Saturday, May 29, 2010
The Red Shoes, which I saw last weekend for the first time (I was determined to inform my impression through the recent restoration overseen by none other than Martin Scorsese), is one of the few films to have fully realized what movies can do; what they were capable of at the time (1948) and what they'll ever be capable of. I can count on one hand the number of films that have so overwhelmed my senses as The Red Shoes has, leaving me in a state akin to shock and unable, for days, to talk in any specific way about what I had seen. And I probably wouldn't need the whole hand.
I walked into it knowing nothing - to my surprise, the film is more influenced by than based on the Hans Christian Anderson fairy tale from which it takes its name - and came out knowing everything. The feel of the night air. The sensation of opening night, just before the curtain is drawn, the time in which anything is possible, for both the audience and the performers. Love, lust, betrayal, and heartbreak. The transportive, ethereal feeling of a fully-expressed work of art. The way light dances in the shadows and explodes with the slightest provocation.
Technicolor founders Herbert T. Kalmus and Natalie Kalmus are said to have hailed this as the best example of their three-strip process; no doubt they were speaking from a technical perspective, but I will gladly go a step further and say that color cinema itself would never know the extent of its possibilities had writers/directors/producers Michael Powell and Emeric Pressburger not taken this production upon themselves. It's not just the ballet sequence, which is so overwhelming I was at once begging for it to end and desperate for it to unspool forever more. It's the life they captured, the fairy-tale feel that seems so perfectly suited to Technicolor but was never totally appropriated until the moment the stream from the train propels into the air as Moira Shearer gazes off into the night. There are dozens more such moments in The Red Shoes.
I often disregard plot synopses in my writing, just as I skip them in my reading, and The Red Shoes is a perfect example of why. There is little point in doing so. The film is about the joy and the agony of giving everything you have to a concept that cannot be touched or held the way a lover can; what happens to elicit this is mere minutia.
Its highlight, the moment everything comes together in complete perfection, is the cinematic representation of the titular ballet the company puts on, with Vicky (Shearer) in the lead role. What begins as an audience's perspective on the proceedings soon transforms into something that could never take place in physical space, something that would be compared to painting if painting could move. Something that perfectly combines all of the crafts that form the art - costumes, production design, editing, cinematography, acting, music and sound - and creates a truly transcendent experience.
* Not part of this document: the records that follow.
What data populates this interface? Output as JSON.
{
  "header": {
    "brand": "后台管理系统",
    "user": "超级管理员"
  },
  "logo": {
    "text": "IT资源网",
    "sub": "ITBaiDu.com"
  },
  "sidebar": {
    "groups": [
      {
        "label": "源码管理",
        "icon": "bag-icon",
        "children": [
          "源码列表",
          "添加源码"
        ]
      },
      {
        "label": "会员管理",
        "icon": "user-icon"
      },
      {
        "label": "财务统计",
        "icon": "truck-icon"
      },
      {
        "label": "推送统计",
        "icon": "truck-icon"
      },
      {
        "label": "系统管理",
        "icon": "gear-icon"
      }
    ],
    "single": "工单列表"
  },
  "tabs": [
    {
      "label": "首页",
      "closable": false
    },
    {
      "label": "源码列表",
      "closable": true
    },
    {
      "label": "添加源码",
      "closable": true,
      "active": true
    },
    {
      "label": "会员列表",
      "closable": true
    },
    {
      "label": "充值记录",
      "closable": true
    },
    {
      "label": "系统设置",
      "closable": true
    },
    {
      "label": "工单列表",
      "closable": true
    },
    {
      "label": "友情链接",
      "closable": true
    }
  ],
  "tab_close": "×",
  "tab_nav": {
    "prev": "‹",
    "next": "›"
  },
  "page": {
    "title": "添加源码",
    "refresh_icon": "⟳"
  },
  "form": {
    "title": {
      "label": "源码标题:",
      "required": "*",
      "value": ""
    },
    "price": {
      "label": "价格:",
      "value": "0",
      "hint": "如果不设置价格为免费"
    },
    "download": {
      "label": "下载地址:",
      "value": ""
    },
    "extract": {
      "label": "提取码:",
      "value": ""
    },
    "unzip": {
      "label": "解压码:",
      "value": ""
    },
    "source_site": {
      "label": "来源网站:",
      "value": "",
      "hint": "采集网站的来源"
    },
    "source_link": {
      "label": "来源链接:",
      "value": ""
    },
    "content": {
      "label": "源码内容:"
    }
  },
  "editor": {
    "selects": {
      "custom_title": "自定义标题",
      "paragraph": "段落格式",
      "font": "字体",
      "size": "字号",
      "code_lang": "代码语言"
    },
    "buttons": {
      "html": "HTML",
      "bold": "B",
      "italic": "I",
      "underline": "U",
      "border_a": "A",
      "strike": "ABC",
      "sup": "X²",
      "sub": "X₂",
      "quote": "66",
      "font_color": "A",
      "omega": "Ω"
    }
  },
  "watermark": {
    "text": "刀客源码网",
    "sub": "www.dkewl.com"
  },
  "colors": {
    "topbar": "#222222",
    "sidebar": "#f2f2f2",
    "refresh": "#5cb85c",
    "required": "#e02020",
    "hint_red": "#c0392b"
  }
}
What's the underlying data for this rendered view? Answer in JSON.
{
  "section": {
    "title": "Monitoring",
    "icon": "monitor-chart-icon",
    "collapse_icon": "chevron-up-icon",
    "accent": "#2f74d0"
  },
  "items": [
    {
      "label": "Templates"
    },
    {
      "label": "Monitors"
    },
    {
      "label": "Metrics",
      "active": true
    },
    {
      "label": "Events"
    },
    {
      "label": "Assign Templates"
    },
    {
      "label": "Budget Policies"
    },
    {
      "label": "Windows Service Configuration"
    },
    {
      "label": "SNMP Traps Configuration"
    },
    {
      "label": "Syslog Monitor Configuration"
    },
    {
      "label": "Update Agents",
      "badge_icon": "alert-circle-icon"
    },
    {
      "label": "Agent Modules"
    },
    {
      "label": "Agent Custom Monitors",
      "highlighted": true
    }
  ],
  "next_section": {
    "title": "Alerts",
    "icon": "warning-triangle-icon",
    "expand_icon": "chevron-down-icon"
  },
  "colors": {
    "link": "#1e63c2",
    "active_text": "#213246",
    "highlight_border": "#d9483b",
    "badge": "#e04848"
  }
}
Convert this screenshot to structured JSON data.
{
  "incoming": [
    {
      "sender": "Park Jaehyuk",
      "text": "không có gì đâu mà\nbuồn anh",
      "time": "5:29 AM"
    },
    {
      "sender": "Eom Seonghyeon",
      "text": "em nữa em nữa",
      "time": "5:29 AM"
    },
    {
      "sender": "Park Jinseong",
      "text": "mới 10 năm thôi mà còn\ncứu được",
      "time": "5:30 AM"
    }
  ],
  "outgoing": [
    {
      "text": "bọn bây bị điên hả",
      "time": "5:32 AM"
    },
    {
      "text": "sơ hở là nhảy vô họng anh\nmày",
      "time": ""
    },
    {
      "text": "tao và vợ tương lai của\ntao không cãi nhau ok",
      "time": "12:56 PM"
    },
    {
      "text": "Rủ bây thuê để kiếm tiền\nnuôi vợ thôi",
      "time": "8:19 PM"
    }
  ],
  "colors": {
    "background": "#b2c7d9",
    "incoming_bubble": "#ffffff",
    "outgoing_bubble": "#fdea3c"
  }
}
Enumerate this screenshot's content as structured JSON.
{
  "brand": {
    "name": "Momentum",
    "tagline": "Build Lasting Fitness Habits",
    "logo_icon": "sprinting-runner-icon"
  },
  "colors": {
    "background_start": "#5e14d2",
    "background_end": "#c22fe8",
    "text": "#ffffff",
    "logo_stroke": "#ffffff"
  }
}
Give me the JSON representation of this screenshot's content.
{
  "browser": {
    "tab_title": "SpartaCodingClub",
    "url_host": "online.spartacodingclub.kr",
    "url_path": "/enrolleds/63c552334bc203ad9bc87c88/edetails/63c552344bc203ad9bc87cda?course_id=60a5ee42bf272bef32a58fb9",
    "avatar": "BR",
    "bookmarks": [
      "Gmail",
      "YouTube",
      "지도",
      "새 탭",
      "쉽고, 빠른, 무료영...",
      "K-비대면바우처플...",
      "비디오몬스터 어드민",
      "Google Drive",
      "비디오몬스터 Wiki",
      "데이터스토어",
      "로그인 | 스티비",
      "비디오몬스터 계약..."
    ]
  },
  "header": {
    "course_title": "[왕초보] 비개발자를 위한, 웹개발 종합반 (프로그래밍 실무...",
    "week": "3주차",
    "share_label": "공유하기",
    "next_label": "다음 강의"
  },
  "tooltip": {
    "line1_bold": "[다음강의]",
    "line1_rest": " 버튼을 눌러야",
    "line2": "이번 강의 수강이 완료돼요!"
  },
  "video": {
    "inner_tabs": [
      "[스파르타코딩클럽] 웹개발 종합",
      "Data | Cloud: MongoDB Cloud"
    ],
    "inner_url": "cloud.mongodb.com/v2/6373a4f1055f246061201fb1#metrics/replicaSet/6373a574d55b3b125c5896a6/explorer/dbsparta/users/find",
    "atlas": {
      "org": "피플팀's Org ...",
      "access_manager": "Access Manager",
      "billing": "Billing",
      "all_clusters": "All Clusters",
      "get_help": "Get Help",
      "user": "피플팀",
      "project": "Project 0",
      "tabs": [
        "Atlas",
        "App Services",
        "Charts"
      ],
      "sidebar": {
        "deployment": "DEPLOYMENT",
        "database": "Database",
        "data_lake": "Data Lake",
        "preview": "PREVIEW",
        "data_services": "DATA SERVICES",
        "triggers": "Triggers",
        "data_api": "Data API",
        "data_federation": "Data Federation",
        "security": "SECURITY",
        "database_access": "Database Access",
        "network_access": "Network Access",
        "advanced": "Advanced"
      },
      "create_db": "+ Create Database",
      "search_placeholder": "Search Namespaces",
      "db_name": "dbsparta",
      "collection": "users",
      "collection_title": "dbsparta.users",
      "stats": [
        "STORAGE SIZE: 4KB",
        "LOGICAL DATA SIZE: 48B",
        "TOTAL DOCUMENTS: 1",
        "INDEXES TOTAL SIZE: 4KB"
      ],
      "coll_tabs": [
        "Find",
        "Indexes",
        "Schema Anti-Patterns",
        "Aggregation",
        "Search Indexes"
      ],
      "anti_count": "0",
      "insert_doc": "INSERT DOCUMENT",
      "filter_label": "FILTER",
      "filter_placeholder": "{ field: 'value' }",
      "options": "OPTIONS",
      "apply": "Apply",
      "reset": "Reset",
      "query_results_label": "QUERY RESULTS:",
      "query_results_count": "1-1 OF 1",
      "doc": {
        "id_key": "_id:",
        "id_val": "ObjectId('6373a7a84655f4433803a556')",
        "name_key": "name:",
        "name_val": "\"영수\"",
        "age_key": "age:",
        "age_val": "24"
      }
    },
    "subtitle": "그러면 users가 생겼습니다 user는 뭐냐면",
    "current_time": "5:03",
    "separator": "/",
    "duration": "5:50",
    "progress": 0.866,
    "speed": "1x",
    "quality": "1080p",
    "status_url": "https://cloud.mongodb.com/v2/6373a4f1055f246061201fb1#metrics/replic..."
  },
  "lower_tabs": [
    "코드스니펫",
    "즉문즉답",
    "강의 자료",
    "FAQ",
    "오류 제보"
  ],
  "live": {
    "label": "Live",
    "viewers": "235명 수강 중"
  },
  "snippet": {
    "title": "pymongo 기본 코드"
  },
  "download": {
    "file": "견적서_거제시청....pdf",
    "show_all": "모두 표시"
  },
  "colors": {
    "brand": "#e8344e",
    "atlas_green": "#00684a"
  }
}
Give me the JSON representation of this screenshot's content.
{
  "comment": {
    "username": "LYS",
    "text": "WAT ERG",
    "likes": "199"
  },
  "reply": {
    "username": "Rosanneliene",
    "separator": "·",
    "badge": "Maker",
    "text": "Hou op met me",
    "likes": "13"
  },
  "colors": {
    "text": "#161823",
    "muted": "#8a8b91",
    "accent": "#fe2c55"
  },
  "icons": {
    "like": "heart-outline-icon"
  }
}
Doubtlessly this amazing print of The Red Shoes has already come and gone through your town - Portland is fortunate to receive such gifts, but still not fortunate enough to get them very quickly. It will be available in July through The Criterion Collection on DVD and Blu-Ray, and Lord will I have trouble resisting the urge to buy it.